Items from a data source
"""
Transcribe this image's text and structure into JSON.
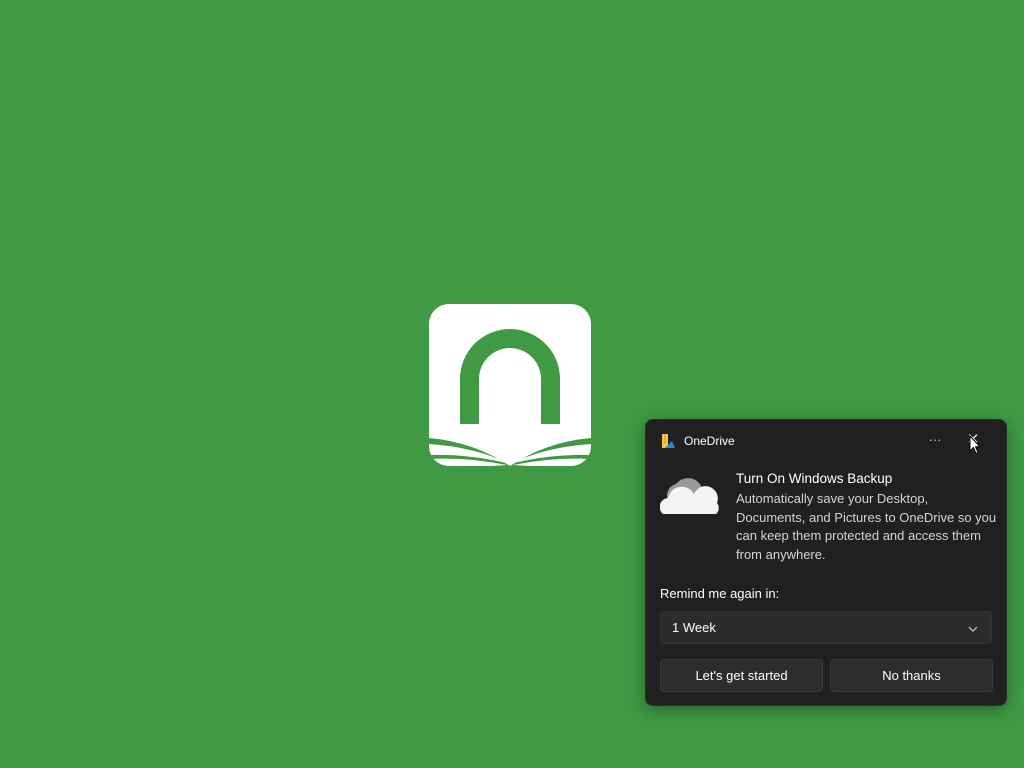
{
  "colors": {
    "desktop_bg": "#3f9a43",
    "logo_fg": "#ffffff",
    "toast_bg": "#202020",
    "button_bg": "#2d2d2d",
    "text_primary": "#ffffff",
    "text_secondary": "#d4d4d4"
  },
  "desktop": {
    "app_logo_icon": "book-arch-logo"
  },
  "toast": {
    "app_icon": "onedrive-icon",
    "app_name": "OneDrive",
    "more_icon": "more-options-icon",
    "more_label": "···",
    "close_icon": "close-icon",
    "close_label": "✕",
    "illustration_icon": "cloud-icon",
    "title": "Turn On Windows Backup",
    "body": "Automatically save your Desktop, Documents, and Pictures to OneDrive so you can keep them protected and access them from anywhere.",
    "remind_label": "Remind me again in:",
    "remind_value": "1 Week",
    "primary_button": "Let's get started",
    "secondary_button": "No thanks"
  }
}
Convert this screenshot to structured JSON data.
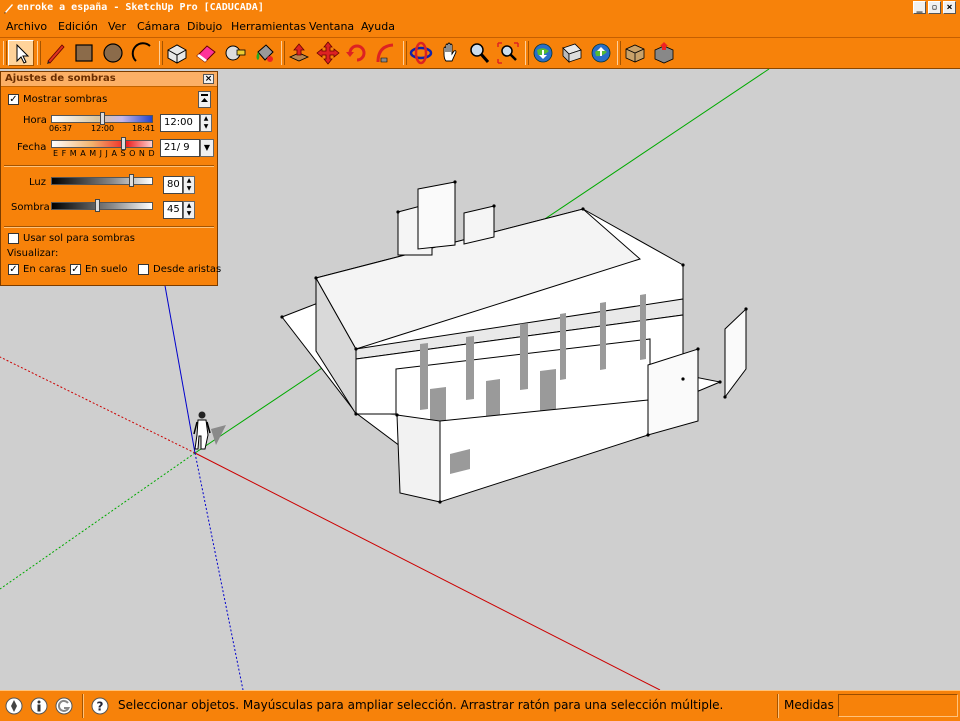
{
  "window": {
    "title": "enroke a españa - SketchUp Pro [CADUCADA]",
    "controls": [
      "minimize",
      "restore",
      "close"
    ]
  },
  "menu": [
    "Archivo",
    "Edición",
    "Ver",
    "Cámara",
    "Dibujo",
    "Herramientas",
    "Ventana",
    "Ayuda"
  ],
  "toolbar": [
    {
      "name": "select-tool-icon",
      "active": true
    },
    {
      "name": "line-tool-icon"
    },
    {
      "name": "rectangle-tool-icon"
    },
    {
      "name": "circle-tool-icon"
    },
    {
      "name": "arc-tool-icon"
    },
    {
      "name": "make-component-icon"
    },
    {
      "name": "eraser-icon"
    },
    {
      "name": "tape-measure-icon"
    },
    {
      "name": "paint-bucket-icon"
    },
    {
      "name": "push-pull-icon"
    },
    {
      "name": "move-icon"
    },
    {
      "name": "rotate-icon"
    },
    {
      "name": "follow-me-icon"
    },
    {
      "name": "orbit-icon"
    },
    {
      "name": "pan-icon"
    },
    {
      "name": "zoom-icon"
    },
    {
      "name": "zoom-extents-icon"
    },
    {
      "name": "get-models-icon"
    },
    {
      "name": "share-model-icon"
    },
    {
      "name": "share-component-icon"
    },
    {
      "name": "warehouse-component-icon"
    },
    {
      "name": "warehouse-model-icon"
    }
  ],
  "shadow_panel": {
    "title": "Ajustes de sombras",
    "show_shadows_label": "Mostrar sombras",
    "show_shadows": true,
    "time_label": "Hora",
    "time_start": "06:37",
    "time_mid": "12:00",
    "time_end": "18:41",
    "time_value": "12:00",
    "time_fraction": 0.5,
    "date_label": "Fecha",
    "months": "E F M A M J J A S O N D",
    "date_value": "21/ 9",
    "date_fraction": 0.72,
    "light_label": "Luz",
    "light_value": "80",
    "light_fraction": 0.8,
    "shade_label": "Sombra",
    "shade_value": "45",
    "shade_fraction": 0.45,
    "use_sun_label": "Usar sol para sombras",
    "use_sun": false,
    "display_label": "Visualizar:",
    "on_faces_label": "En caras",
    "on_faces": true,
    "on_ground_label": "En suelo",
    "on_ground": true,
    "from_edges_label": "Desde aristas",
    "from_edges": false
  },
  "status": {
    "message": "Seleccionar objetos. Mayúsculas para ampliar selección. Arrastrar ratón para una selección múltiple.",
    "measure_label": "Medidas",
    "measure_value": ""
  },
  "colors": {
    "accent": "#f7820a",
    "viewport": "#cfcfcf",
    "axis_red": "#cc0000",
    "axis_green": "#00aa00",
    "axis_blue": "#0000cc"
  }
}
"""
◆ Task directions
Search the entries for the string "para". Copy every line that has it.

◆ Solution below
    "use_sun_label": "Usar sol para sombras",
    "message": "Seleccionar objetos. Mayúsculas para ampliar selección. Arrastrar ratón para una selección múltiple.",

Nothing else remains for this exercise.